In our area, we too we have had several potential vendors list with Purplebricks, who subsequently presented no offers or exhibited little to no action during the campaign period. Fortunately, they then listed with us and we got them successfully sold. However, valuable time and money were wasted in the process.
We use these case studies to demonstrate to future vendors the potential risks of choosing what initially appears to be the cheaper option. I would argue, “What is the point of saving money on the commission if choosing the wrong agent costs you more in the long run?” It is a false economy.
The fact is, in my area, and in most markets across the country, the property market has cooled. Not drastically but enough to stall or prevent a sale when a property is not priced correctly or the agent does not run a well-oiled, polished campaign attracting maximum possible genuine buyers.
Gone are the days of putting a property on the web for an over-inflated price and expecting the property to sell itself. I am sure there have been Purplebricks success stories out there; however, I believe as the market gets tougher, consumers will place more priority on choosing the best agency opposed to the cheapest.
Remember, more often than not, “what you pay for is what you get”.
I personally have had a fantastic October, selling nine properties. When I review these sales, pretty much all of them took a substantial amount of work, skill, advice, knowledge and commitment to get each individual deal over the line. This is the sort of environment where good agents do well, and less skilled operators struggle.

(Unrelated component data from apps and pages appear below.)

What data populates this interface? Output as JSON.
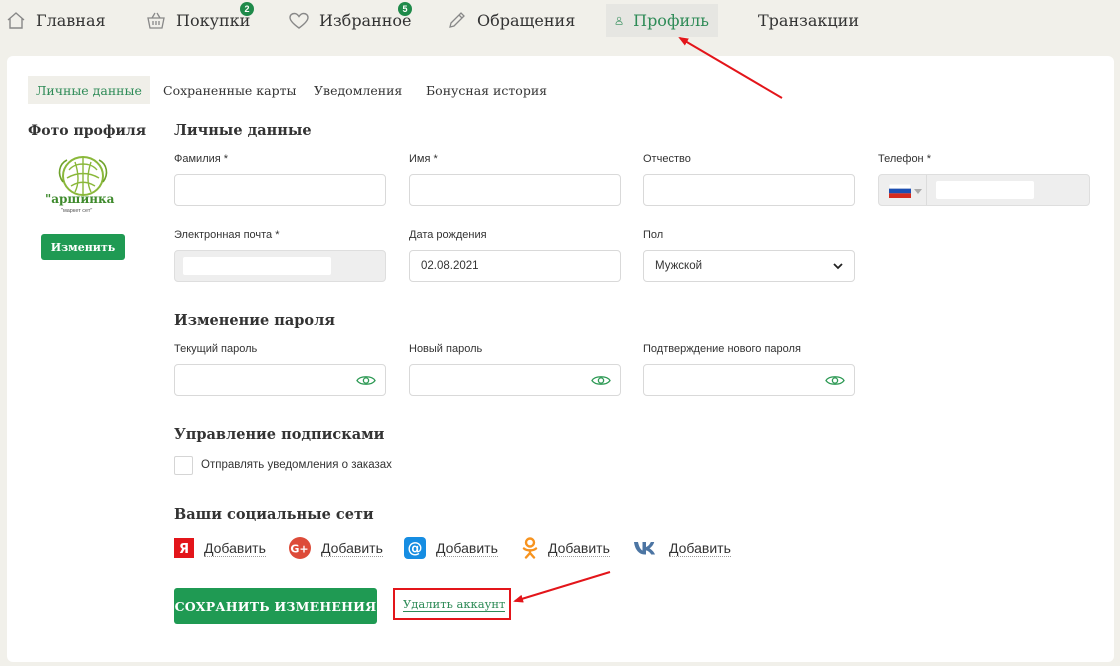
{
  "nav": {
    "items": [
      {
        "label": "Главная",
        "icon": "home-icon"
      },
      {
        "label": "Покупки",
        "icon": "basket-icon",
        "badge": "2"
      },
      {
        "label": "Избранное",
        "icon": "heart-icon",
        "badge": "5"
      },
      {
        "label": "Обращения",
        "icon": "pencil-icon"
      },
      {
        "label": "Профиль",
        "icon": "user-icon",
        "active": true
      },
      {
        "label": "Транзакции"
      }
    ]
  },
  "tabs": [
    "Личные данные",
    "Сохраненные карты",
    "Уведомления",
    "Бонусная история"
  ],
  "sidebar": {
    "title": "Фото профиля",
    "logo_text": "\"аршинка",
    "logo_subtext": "\"маркет сет\"",
    "change_button": "Изменить"
  },
  "personal": {
    "title": "Личные данные",
    "last_name": {
      "label": "Фамилия *",
      "value": ""
    },
    "first_name": {
      "label": "Имя *",
      "value": ""
    },
    "patronymic": {
      "label": "Отчество",
      "value": ""
    },
    "phone": {
      "label": "Телефон *",
      "country_flag": "russia-flag-icon",
      "value": ""
    },
    "email": {
      "label": "Электронная почта *",
      "value": ""
    },
    "birth_date": {
      "label": "Дата рождения",
      "value": "02.08.2021"
    },
    "gender": {
      "label": "Пол",
      "value": "Мужской"
    }
  },
  "password": {
    "title": "Изменение пароля",
    "current": {
      "label": "Текущий пароль"
    },
    "new": {
      "label": "Новый пароль"
    },
    "confirm": {
      "label": "Подтверждение нового пароля"
    }
  },
  "subscriptions": {
    "title": "Управление подписками",
    "order_notifications": {
      "label": "Отправлять уведомления о заказах",
      "checked": false
    }
  },
  "social": {
    "title": "Ваши социальные сети",
    "items": [
      {
        "service": "yandex",
        "icon": "yandex-icon",
        "label": "Добавить"
      },
      {
        "service": "google",
        "icon": "google-plus-icon",
        "label": "Добавить"
      },
      {
        "service": "mailru",
        "icon": "mailru-icon",
        "label": "Добавить"
      },
      {
        "service": "odnoklassniki",
        "icon": "odnoklassniki-icon",
        "label": "Добавить"
      },
      {
        "service": "vk",
        "icon": "vk-icon",
        "label": "Добавить"
      }
    ]
  },
  "actions": {
    "save": "СОХРАНИТЬ ИЗМЕНЕНИЯ",
    "delete_account": "Удалить аккаунт"
  },
  "colors": {
    "accent_green": "#1f9a53",
    "active_text": "#2e8b57",
    "annotation_red": "#e3151a"
  }
}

If you had asked me about disruptive agencies like Purplebricks six months ago, I was concerned about the effect they will have on the traditional real estate agency model. I am less concerned now because in a challenging market, more than ever, buyers and sellers need skilled real estate agents to assist them through the process to reach their property goals.
On the flipside, competition and new models are good for the industry as it forces us all to improve and add value. If traditional agencies and agents cannot add value to consumers and justify their higher fees, then ultimately, they will be disrupted.
With my business, I am always looking for new ways we can add value to our clients over and above what is expected. Recently, I even went to the extent of purchasing a sizeable art collection that I lend to my clients to brighten up their walls when required. It’s about adding lots of little one per cent-ers that will all add up to a better experience and result.
We have made the decision that we will never be the cheapest agent out there; however, we will ensure delivery of premium service and great results for fees that reflect value.
I welcome your comments.